Google may be grabbing the spotlight in the upcoming auction of 700MHz wireless spectrum, but it's not the only nontraditional player that wants a valuable piece of the airwaves.
The Federal Communications late Tuesday released the names of applicants that plan to bid in the much-anticipated January auction, and Google competitors may include cable operator Cablevision, mobile chipmaker Qualcomm, and satellite TV provider EchoStar.
That Google was among the 266 companies filing an application by the December 3 deadline was no surprise. Google said earlier this year that it was willing to put up at least $4.6 billion for licenses … Read more
Monday was the deadline to submit applications for a chance to bid on the 700MHz spectrum auction scheduled for January, and the lineup is taking shape.
Google, Cox Communications, Frontline Wireless, and AT&T all appear to have submitted an application Monday for a chance to bid on the spectrum, which is set to be freed up with the Federal Communication Commission's decision to move everyone to digital television in 2009. The 700MHz band is sought by companies that wish to build wireless voice and data networks, and is probably the last time for a while that such … Read more
Google is lining up financing to bid on wireless spectrum in the Federal Communication Commission's upcoming 700MHz auction, and it's already built a small high-speed wireless network at its headquarters in Mountain View, Calif., to test out what it could do with the spectrum, the Wall Street Journal reported Friday.
The Journal cited sources saying the company is planning on bidding in the auction, set to take place early next year.

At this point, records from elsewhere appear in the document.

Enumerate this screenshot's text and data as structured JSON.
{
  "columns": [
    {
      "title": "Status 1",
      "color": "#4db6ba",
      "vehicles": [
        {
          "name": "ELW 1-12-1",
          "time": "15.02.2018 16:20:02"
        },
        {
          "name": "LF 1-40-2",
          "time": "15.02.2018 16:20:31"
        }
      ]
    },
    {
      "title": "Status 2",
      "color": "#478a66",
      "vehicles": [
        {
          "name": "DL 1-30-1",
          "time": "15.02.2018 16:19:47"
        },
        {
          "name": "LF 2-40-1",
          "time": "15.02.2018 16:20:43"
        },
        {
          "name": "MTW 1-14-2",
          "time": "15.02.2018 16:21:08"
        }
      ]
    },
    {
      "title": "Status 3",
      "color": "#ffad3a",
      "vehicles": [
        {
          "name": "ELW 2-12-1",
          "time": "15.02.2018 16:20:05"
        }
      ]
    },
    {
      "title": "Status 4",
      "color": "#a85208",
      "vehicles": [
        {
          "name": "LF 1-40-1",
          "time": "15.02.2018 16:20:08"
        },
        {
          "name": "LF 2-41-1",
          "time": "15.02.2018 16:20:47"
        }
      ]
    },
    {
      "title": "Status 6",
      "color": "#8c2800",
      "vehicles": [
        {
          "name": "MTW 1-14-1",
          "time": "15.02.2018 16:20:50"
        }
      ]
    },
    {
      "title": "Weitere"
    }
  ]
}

Google has obtained a test license from the FCC that it's using to test technology on a small wireless network on its campus, the article said. … Read more
Verizon Wireless' court fight against new federal rules that require "open access" on some forthcoming wireless networks appears to be no more.
The No. 2 U.S. wireless carrier on Tuesday filed for "voluntary dismissal" of its September petition with the U.S. Court of Appeals for the District of Columbia, according to the court docket. The filing for dismissal was reported earlier Wednesday by Dow Jones/Associated Press.
WASHINGTON--A dispute that could affect the roll-out of broadband over power lines, which some hope will one day compete with cable and DSL services, went before a federal appeals court on Tuesday, but no immediate resolution occurred.
The U.S. Court of Appeals for the District of Columbia heard arguments from attorneys for the Federal Communications Commission and the American Radio Relay League, which represents amateur radio operators, about FCC rules aimed at allowing BPL services to flourish.
First, federal regulators rejected a start-up's bid to gain exclusive access to unused radio spectrum in order to offer a partially free wireless broadband network.
Now, as promised, the Federal Communications Commission is seeking formal public comment on whether it would make sense to permit the sort of scheme proposed by Silicon Valley-based M2Z Networks or others that previously expressed interest in operating a slice of the 2.1 GHz band.
The FCC also wants to know what sort of technological approaches should be allowed on that spectrum and whether it should auction the spectrum, offer it on an … Read more
First with Net neutrality and now with so-called "open access" rules for forthcoming wireless networks, there seems to be no end to the discord between Google and Verizon.
The latest evidence of tensions surfaced when Verizon Wireless this week quietly filed a petition asking a federal appeals court in Washington to "review" rules set to apply to an auction next January of the coveted 700-megahertz wireless spectrum. Earlier this summer, the Federal Communications Commission decreed that consumers must be allowed to use whichever mobile devices or applications they please on about a third of that chunk. … Read more
Remember when I told you that I believed Google could kill the cell phone industry by participating in the wireless spectrum auction? Well, what if I told you that Apple may participate in that same auction and the possibility of it destroying the cell phone industry is just as great?
Now, before you raise your hands and say I'm full of it, understand that this is all a guess on my part and there is currently no indication that Apple will (1) definitely participate and (2) do what I am about to say. That said, the company still might participate in the auction and my predictions could, could come true. So, without further ado, here is how I think Apple could kill the cell phone industry.… Read more
Apple is considering bidding on the government's upcoming wireless spectrum auction in January, according to a Business Week story.
The story, which cites two unnamed sources, said that "Steve Jobs & Co. have studied the implications of joining the auction, which will be held Jan. 16." But at this point at least one of Business Week's sources says that Apple is leaning away from participating in the auction, the story said.